As with all new theoretical ideas, I’m skeptical a bit. There are a number of caveats in there, some of which I don’t understand as a result of my lack of mathematical knowledge, that I think may limit the practical applicability of the approach. The one that stuck out mostly for me is that they assume that you have an ‘independent’ measure of the residual variance. I put quotes on ‘independent’, not because the authors don’t define this concept, but because I don’t fully understand their particular meaning of it yet. So you can’t do the usual thing of just calculating the variance of the observed residuals, you have to ‘know’ somehow what the residual variance should be. The way I’m putting this issue sounds insurmountable, but they have actually given this problem a lot of thought and may have some good practical proposals, which I don’t understand yet.

Caveats aside…I’m extremely encouraged that theoretical statisticians are now considering model selection bias in detail, and am really looking forward to new developments in this area.

Sounds really intriguing, thanks for posting on it. I can see that the described situation might be quite important when one has little or no clue, apriori, about what the cause-and-effect relationships are in the set of variables you’ve measured (or otherwise have data for)–as for example in strict data mining or pattern detection exercises. That is, whenever you’re just trying to get a feel for whether there might be anything meaningful. But other than that, researchers often have a pretty good idea about what affects what, and so they tend to measure those things, and more interested in an estimate of the effect size than in trying to convince themselves that there is in fact a relationship.

Or have I badly understood because I’ve not read the paper, only your description. What’s your take on the issue?

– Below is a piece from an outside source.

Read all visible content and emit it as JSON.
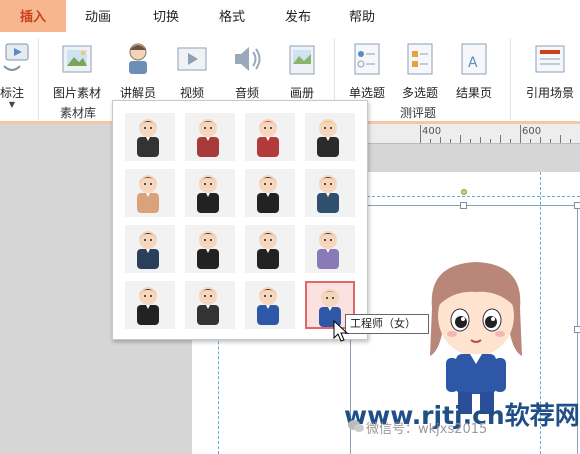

Thanks for the comment Jim. You’re right that this new methodology is most useful whenever you’re doing heavily exploratory analysis with liberal amounts of data snooping. However, as I pointed out with the particle physics example, even when we have clear targets for estimation, confidence intervals often don’t behave as advertised. My hope is that new methods like this will help us to generate more accurate confidence intervals and p-values even when we don’t ‘play by the rules’.

Yes Steve, you did indeed point that out. I guess I’m just not sure how some of these constants in physics are estimated–it’s a little hard for me to see how the principle applies in those cases. But it’s an interesting and important topic for sure. Sort of points up to me how easily (and/or frequently) we take certain things for granted in science. It’s not a topic I’d thought a lot about. In light of this, I wonder: how do we ever come to any sense of confidence in what the true value of any particular parameter is?

Sorry for the late reply…but I wonder this myself. Try our best?

In science we need to strike a balance between being over- and under-confident. Its easy to not be proved wrong in the future…just make your interval estimates really wide. But this is being under-confident. In contrast, its also not good to make your intervals too short…that’s being over-confident (like the physicists in this example). I meant the physics example to illustrate that there is probably still work to do on achieving our desired level of confidence.

In ecology things are even harder, because we’re often in a situation that Tukey called uncomfortable science. Not long after we observe a sample from a statistical population, that population changes its characteristics (to some extent). Example: we estimate the number of elk in a government park, and then by next year some individuals have died, and some have been born. We will never come to KNOW the true number of elk during the year that we sampled, and therefore cannot check to see how good our confidence intervals are over a range of similar studies.

So we’re back to your question: “how do we ever come to any sense of confidence in what the true value of any particular parameter is?”